Dataset records:
══════
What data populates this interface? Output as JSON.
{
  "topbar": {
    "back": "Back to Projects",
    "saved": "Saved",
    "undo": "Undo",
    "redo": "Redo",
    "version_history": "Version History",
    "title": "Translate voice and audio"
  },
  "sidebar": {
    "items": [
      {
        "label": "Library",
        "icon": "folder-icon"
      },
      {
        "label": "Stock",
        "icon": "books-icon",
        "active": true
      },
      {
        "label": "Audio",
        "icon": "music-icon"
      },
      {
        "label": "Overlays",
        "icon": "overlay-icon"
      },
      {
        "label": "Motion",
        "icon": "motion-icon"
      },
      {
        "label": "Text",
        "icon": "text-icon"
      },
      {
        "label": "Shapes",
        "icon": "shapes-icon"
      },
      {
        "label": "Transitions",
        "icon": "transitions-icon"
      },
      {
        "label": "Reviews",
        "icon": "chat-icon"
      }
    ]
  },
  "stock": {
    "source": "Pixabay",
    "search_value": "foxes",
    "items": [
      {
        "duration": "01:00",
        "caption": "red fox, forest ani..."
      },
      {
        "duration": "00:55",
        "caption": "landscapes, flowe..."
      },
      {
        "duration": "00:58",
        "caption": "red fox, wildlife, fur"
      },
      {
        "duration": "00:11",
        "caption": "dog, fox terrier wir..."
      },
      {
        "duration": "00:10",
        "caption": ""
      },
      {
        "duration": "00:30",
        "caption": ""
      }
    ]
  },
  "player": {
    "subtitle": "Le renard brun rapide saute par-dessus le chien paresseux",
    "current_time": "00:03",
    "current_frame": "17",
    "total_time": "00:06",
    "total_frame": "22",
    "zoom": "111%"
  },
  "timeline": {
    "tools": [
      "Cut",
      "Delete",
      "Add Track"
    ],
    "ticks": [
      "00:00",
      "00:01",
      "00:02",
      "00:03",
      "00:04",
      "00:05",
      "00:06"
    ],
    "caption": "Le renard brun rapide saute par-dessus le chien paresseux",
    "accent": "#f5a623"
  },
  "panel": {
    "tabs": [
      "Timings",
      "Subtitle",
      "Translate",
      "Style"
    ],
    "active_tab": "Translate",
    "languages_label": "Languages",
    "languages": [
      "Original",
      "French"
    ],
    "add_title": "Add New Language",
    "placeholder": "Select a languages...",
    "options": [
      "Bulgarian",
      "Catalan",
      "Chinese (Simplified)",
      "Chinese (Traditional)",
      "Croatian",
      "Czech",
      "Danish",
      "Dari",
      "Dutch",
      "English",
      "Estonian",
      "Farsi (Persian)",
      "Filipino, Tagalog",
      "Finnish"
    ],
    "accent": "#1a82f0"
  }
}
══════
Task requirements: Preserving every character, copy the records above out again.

Solution to the problem:
What data populates this interface? Output as JSON.
{
  "topbar": {
    "back": "Back to Projects",
    "saved": "Saved",
    "undo": "Undo",
    "redo": "Redo",
    "version_history": "Version History",
    "title": "Translate voice and audio"
  },
  "sidebar": {
    "items": [
      {
        "label": "Library",
        "icon": "folder-icon"
      },
      {
        "label": "Stock",
        "icon": "books-icon",
        "active": true
      },
      {
        "label": "Audio",
        "icon": "music-icon"
      },
      {
        "label": "Overlays",
        "icon": "overlay-icon"
      },
      {
        "label": "Motion",
        "icon": "motion-icon"
      },
      {
        "label": "Text",
        "icon": "text-icon"
      },
      {
        "label": "Shapes",
        "icon": "shapes-icon"
      },
      {
        "label": "Transitions",
        "icon": "transitions-icon"
      },
      {
        "label": "Reviews",
        "icon": "chat-icon"
      }
    ]
  },
  "stock": {
    "source": "Pixabay",
    "search_value": "foxes",
    "items": [
      {
        "duration": "01:00",
        "caption": "red fox, forest ani..."
      },
      {
        "duration": "00:55",
        "caption": "landscapes, flowe..."
      },
      {
        "duration": "00:58",
        "caption": "red fox, wildlife, fur"
      },
      {
        "duration": "00:11",
        "caption": "dog, fox terrier wir..."
      },
      {
        "duration": "00:10",
        "caption": ""
      },
      {
        "duration": "00:30",
        "caption": ""
      }
    ]
  },
  "player": {
    "subtitle": "Le renard brun rapide saute par-dessus le chien paresseux",
    "current_time": "00:03",
    "current_frame": "17",
    "total_time": "00:06",
    "total_frame": "22",
    "zoom": "111%"
  },
  "timeline": {
    "tools": [
      "Cut",
      "Delete",
      "Add Track"
    ],
    "ticks": [
      "00:00",
      "00:01",
      "00:02",
      "00:03",
      "00:04",
      "00:05",
      "00:06"
    ],
    "caption": "Le renard brun rapide saute par-dessus le chien paresseux",
    "accent": "#f5a623"
  },
  "panel": {
    "tabs": [
      "Timings",
      "Subtitle",
      "Translate",
      "Style"
    ],
    "active_tab": "Translate",
    "languages_label": "Languages",
    "languages": [
      "Original",
      "French"
    ],
    "add_title": "Add New Language",
    "placeholder": "Select a languages...",
    "options": [
      "Bulgarian",
      "Catalan",
      "Chinese (Simplified)",
      "Chinese (Traditional)",
      "Croatian",
      "Czech",
      "Danish",
      "Dari",
      "Dutch",
      "English",
      "Estonian",
      "Farsi (Persian)",
      "Filipino, Tagalog",
      "Finnish"
    ],
    "accent": "#1a82f0"
  }
}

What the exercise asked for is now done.